With the retirement of Senator Daniel Akaka, the people of Hawaii elected me to the U.S. Senate, where I serve as the first Asian American woman and first woman senator from Hawaii. As Hawaii's United States Senator, I have put the values, people, and communities of Hawaii at the forefront of my work every day. Whether it is welcoming Hawaii visitors to my Washington D.C. office for weekly Talk Story events, bringing aloha to our nation's Capital as part of the annual Hawaii on the Hill showcase of local businesses, or sitting down with and helping Hawaii constituents and businesses cut through federal red tape at home, my work as a Senator is driven by my connection to Hawaii and energized by the people and place that we call home.
Working collaboratively both with Hawaii stakeholders and my colleagues in Washington, I'm proud of what we have been able to accomplish. As a member of the Senate Armed Services and Veterans Affairs Committees I have the opportunity to work on important legislation that highlights and supports Hawaii's critical role in our nation's security in the Asia-Pacific region and honors our commitments to servicemembers, veterans, and their families.

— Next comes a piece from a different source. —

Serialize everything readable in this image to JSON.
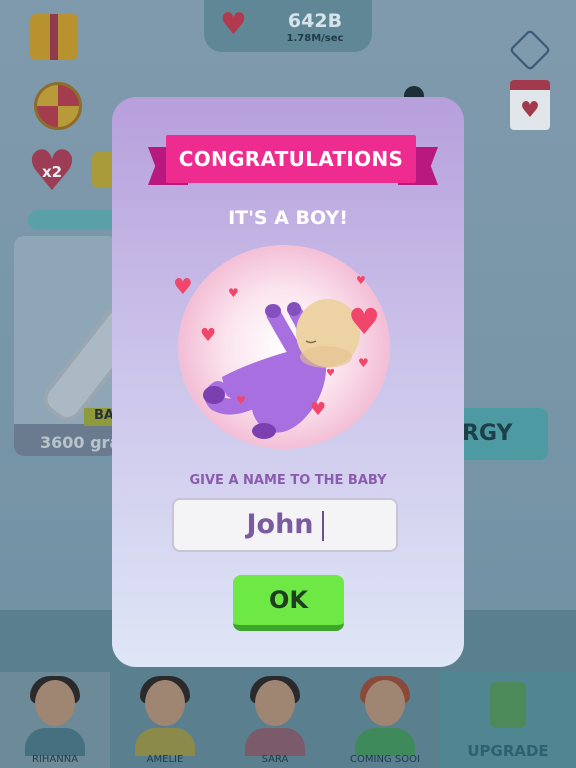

Legislation I've authored to honor our Filipino World War II Veterans, promote clean energy use by the military, expand opportunities for Hawaii small businesses, and invest in the education, training, and treatment of servicemembers from their time in uniform to their transition home are some of my proudest accomplishments in these areas.
Efforts to take away health care, slash funding for public schools, or undermine the civil rights that so many rely on are things that I strongly oppose and have fought against. As a member of the Senate Judiciary Committee I have worked to promote these values in fighting against unqualified nominations, promote fairer treatment of immigrants and minority groups, and protect the civil rights of everyone.

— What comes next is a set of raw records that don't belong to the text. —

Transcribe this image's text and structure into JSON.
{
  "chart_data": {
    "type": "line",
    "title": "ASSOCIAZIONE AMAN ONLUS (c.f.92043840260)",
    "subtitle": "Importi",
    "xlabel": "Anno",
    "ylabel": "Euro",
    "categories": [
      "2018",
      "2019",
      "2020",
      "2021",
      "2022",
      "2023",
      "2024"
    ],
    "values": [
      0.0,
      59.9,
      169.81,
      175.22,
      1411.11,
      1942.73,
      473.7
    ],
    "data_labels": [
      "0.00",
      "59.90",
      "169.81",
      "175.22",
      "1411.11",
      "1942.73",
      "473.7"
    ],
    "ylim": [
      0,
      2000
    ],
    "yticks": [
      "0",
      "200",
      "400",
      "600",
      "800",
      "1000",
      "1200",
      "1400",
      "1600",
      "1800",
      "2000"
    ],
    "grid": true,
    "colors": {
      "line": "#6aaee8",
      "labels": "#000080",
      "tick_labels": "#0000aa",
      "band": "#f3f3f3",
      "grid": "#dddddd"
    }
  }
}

It is a privilege to do my very best for Hawaii in the U.S. Senate. With my background and experiences, I never forget where I came from or who I fight for and why.
- Residence: Honolulu, HI
- Education: Kaimuki High School, University of Hawaii at Manoa, Georgetown University Law Center
- Husband: Leighton Kim Oshima
- Sworn in: January 3, 2013
- Cat: Hemic
- United States Senate Committee on Armed Services
- Subcommittee on Seapower (Chairman)
- United States Senate Committee on the Judiciary
- United States Senate Committee on Energy and Natural Resources
- Subcommittee on Energy (Chairman)
- United States Senate Committee on Small Business and Entrepreneurship
- United States Senate Committee on Veterans' Affairs